I think often about the extreme poverty into which Jesus was born and the incredible sacrifice that both the Blessed Mother and St. Joseph made to keep Him safe and to be obedient to God the Father. During Christmases when I have been pregnant, this reality becomes more striking to me. Pregnancy is not comfortable, especially when you are in your final trimester. I wonder how Mary managed to sit on a donkey (with no back support and few breaks to rest) for all those miles through the desert and on rocky ground.

She obviously spent those long weeks pondering, meditating on the gift of the Incarnate Word within her. As a mother, I can understand the instinct to protect and cherish the developing life within. What were her questions? What did she ask God the Father during those long days and nights?

And St. Joseph, too, the protector and provider for the family, must have been burdened heavily by knowing that he was responsible for his family through all the tumult and windstorms, potential danger from predatory animals, and thieves who might have struck them during their sojourn. Even more, this responsibility as the leader of the family was even greater for him, since he was chosen to be the foster father of the Son of God!

What has always been most unsettling for me, however, was that no one welcomed the Holy Family once they reached Bethlehem. Our Lady was in labor, and Jesus’ birth was imminent. But everyone in the community closed their doors and would not accommodate their need. Such was their poverty of spirit more evident in that moment than their material poverty.
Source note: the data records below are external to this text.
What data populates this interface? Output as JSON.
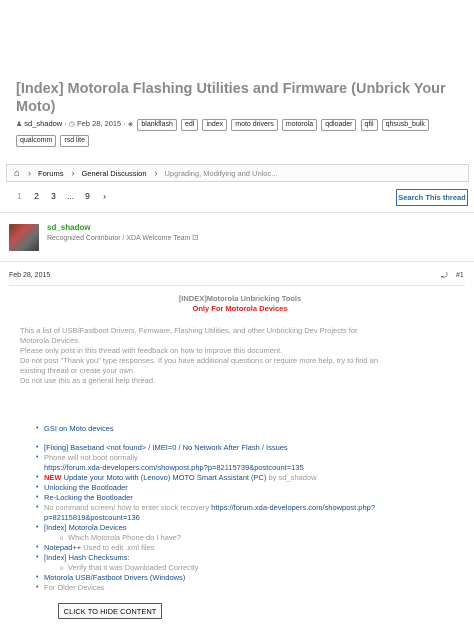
{
  "thread": {
    "title": "[Index] Motorola Flashing Utilities and Firmware (Unbrick Your Moto)",
    "author": "sd_shadow",
    "date": "Feb 28, 2015",
    "tags": [
      "blankflash",
      "edl",
      "index",
      "moto drivers",
      "motorola",
      "qdloader",
      "qfil",
      "qhsusb_bulk",
      "qualcomm",
      "rsd lite"
    ]
  },
  "breadcrumb": {
    "items": [
      "Forums",
      "General Discussion",
      "Upgrading, Modifying and Unloc..."
    ]
  },
  "pagination": {
    "pages": [
      "1",
      "2",
      "3",
      "...",
      "9"
    ],
    "next": "›",
    "search_label": "Search This thread"
  },
  "post": {
    "username": "sd_shadow",
    "role": "Recognized Contributor / XDA Welcome Team",
    "date": "Feb 28, 2015",
    "number": "#1",
    "heading": "[INDEX]Motorola Unbricking Tools",
    "subheading": "Only For Motorola Devices",
    "intro": [
      "This a list of USB/Fastboot Drivers, Firmware, Flashing Utilities, and other Unbricking Dev Projects for Motorola Devices.",
      "Please only post in this thread with feedback on how to improve this document.",
      "Do not post \"Thank you\" type responses. If you have additional questions or require more help, try to find an existing thread or create your own.",
      "Do not use this as a general help thread."
    ],
    "list": {
      "gsi": "GSI on Moto devices",
      "baseband": "[Fixing] Baseband <not found> / IMEI=0 / No Network After Flash / Issues",
      "no_boot": "Phone will not boot normally",
      "no_boot_link": "https://forum.xda-developers.com/showpost.php?p=82115739&postcount=135",
      "new_badge": "NEW",
      "update": "Update your Moto with (Lenovo) MOTO Smart Assistant (PC)",
      "update_by": " by sd_shadow",
      "unlock": "Unlocking the Bootloader",
      "relock": "Re-Locking the Bootloader",
      "no_cmd": "No command screen/ how to enter stock recovery ",
      "no_cmd_link": "https://forum.xda-developers.com/showpost.php?p=82115819&postcount=136",
      "devices": "[Index] Motorola Devices",
      "which_phone": "Which Motorola Phone do I have?",
      "notepad": "Notepad++",
      "notepad_desc": " Used to edit .xml files",
      "hash": "[Index] Hash Checksums:",
      "verify": "Verify that it was Downloaded Correctly",
      "drivers": "Motorola USB/Fastboot Drivers (Windows)",
      "older": "For Older Devices"
    },
    "hide_button": "CLICK TO HIDE CONTENT"
  }
}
And we, in our extreme need, can and should approach the manger with all of this in mind. There are many times in our own lives when we do not know where to turn, to whom we can trust to help us in our great need. And we feel lonely, abandoned, forsaken, lost. During those times, we can recall the difficult journey of Mary and St. Joseph, begging for their intercession to lead us to a place or person of welcome and reprieve.
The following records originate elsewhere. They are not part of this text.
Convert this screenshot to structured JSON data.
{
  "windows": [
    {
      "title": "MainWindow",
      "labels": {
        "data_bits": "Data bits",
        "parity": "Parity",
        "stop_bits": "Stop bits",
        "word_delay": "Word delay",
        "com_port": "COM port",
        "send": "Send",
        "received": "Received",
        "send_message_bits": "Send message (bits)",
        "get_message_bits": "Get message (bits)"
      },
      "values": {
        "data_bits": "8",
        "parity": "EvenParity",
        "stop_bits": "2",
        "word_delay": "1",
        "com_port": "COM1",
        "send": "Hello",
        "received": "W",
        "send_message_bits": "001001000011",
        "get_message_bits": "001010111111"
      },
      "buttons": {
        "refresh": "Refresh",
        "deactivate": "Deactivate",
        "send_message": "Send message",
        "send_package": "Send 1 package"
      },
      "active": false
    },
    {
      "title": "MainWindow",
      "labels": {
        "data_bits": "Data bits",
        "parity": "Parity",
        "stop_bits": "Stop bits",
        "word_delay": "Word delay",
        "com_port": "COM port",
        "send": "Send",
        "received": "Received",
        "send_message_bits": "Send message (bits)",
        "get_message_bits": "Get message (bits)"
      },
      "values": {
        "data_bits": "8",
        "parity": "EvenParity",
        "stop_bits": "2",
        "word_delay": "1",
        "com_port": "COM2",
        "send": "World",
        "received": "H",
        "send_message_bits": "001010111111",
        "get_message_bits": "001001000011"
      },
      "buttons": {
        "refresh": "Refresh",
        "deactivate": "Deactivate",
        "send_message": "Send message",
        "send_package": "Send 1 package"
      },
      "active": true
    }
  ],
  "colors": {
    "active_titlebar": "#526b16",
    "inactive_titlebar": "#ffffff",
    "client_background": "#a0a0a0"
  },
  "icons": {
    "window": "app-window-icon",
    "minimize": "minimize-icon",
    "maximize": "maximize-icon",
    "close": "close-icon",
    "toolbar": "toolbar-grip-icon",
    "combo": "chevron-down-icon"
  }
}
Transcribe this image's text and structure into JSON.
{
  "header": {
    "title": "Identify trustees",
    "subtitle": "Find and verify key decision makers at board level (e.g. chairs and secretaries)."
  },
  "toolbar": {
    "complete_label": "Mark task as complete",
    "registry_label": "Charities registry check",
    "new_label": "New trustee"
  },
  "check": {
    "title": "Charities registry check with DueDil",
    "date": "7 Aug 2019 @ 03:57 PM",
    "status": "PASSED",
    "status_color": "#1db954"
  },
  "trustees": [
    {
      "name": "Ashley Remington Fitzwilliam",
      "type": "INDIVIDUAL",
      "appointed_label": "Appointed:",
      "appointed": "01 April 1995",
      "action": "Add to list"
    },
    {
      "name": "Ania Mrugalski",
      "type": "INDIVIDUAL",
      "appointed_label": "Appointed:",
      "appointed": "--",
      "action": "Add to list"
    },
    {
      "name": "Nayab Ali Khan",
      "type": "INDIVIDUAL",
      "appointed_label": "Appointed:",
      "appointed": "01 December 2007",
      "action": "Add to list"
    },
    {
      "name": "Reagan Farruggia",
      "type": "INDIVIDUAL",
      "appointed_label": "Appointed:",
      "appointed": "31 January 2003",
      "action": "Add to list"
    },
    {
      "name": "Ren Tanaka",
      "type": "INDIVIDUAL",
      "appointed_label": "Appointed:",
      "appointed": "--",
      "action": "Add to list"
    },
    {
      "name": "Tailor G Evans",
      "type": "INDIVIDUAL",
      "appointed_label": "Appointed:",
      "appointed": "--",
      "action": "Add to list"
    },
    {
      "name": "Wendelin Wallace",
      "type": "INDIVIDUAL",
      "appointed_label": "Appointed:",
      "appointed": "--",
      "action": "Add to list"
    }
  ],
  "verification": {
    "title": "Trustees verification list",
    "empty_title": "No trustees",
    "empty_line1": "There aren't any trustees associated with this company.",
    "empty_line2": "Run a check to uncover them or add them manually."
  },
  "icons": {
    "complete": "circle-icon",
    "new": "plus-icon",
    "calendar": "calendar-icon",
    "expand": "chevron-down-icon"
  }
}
Even more, it’s important for each of us to consider the times when we’ve turned our backs on Jesus and Mary. When did we close the door of our hearts to their beckoning? Have we ever rejected our neighbor who turned to us for help? If so, we can also take that spiritual journey with Mary and Joseph into our own lives and reflect on the ways we can grow in charity this Advent and Christmas season.

The Christmas story, of course, goes much deeper in our hearts when we are truly ready to awaken something new within our souls, to shake us out of our spiritual slumber and become vigilant, zealous, and earnest in our devotion to the Christ-Child. Our own vulnerability is often mirrored in the beauty of Christ’s birth because we face Him as an infant and instantly recognize the gift of His humanity wrapped in divinity.

Each of our Las Posadas experiences will be different, much like the unique representations of Christmas pageants worldwide. If our hearts are open, we will discover who we are in the story and where our own journey is leading us.